* _Work task_: Each line below should be repeated exactly as it stands.

* _Information_:
+ + + +

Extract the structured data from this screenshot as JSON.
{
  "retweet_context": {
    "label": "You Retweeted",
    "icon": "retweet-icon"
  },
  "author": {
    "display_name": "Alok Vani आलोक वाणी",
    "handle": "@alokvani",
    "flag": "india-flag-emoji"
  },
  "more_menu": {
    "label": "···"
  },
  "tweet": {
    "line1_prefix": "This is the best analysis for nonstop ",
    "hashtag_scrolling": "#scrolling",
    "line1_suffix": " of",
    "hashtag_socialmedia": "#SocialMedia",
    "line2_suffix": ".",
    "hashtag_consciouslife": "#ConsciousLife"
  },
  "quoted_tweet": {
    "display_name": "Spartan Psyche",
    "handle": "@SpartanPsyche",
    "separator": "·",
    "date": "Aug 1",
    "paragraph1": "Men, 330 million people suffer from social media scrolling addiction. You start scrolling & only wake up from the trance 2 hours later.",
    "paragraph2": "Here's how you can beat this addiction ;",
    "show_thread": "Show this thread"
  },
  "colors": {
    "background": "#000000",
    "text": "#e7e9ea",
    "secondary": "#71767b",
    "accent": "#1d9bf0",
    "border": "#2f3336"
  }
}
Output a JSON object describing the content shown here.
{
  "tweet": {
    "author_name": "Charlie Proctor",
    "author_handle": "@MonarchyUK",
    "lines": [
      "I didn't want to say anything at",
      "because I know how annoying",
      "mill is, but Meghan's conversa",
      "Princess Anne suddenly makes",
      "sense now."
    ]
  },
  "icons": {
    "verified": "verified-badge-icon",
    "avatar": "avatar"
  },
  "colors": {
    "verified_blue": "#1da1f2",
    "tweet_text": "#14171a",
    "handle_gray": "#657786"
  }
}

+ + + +

* _Answer below_:
Extract the structured data from this screenshot as JSON.
{
  "retweet_context": {
    "label": "You Retweeted",
    "icon": "retweet-icon"
  },
  "author": {
    "display_name": "Alok Vani आलोक वाणी",
    "handle": "@alokvani",
    "flag": "india-flag-emoji"
  },
  "more_menu": {
    "label": "···"
  },
  "tweet": {
    "line1_prefix": "This is the best analysis for nonstop ",
    "hashtag_scrolling": "#scrolling",
    "line1_suffix": " of",
    "hashtag_socialmedia": "#SocialMedia",
    "line2_suffix": ".",
    "hashtag_consciouslife": "#ConsciousLife"
  },
  "quoted_tweet": {
    "display_name": "Spartan Psyche",
    "handle": "@SpartanPsyche",
    "separator": "·",
    "date": "Aug 1",
    "paragraph1": "Men, 330 million people suffer from social media scrolling addiction. You start scrolling & only wake up from the trance 2 hours later.",
    "paragraph2": "Here's how you can beat this addiction ;",
    "show_thread": "Show this thread"
  },
  "colors": {
    "background": "#000000",
    "text": "#e7e9ea",
    "secondary": "#71767b",
    "accent": "#1d9bf0",
    "border": "#2f3336"
  }
}
Output a JSON object describing the content shown here.
{
  "tweet": {
    "author_name": "Charlie Proctor",
    "author_handle": "@MonarchyUK",
    "lines": [
      "I didn't want to say anything at",
      "because I know how annoying",
      "mill is, but Meghan's conversa",
      "Princess Anne suddenly makes",
      "sense now."
    ]
  },
  "icons": {
    "verified": "verified-badge-icon",
    "avatar": "avatar"
  },
  "colors": {
    "verified_blue": "#1da1f2",
    "tweet_text": "#14171a",
    "handle_gray": "#657786"
  }
}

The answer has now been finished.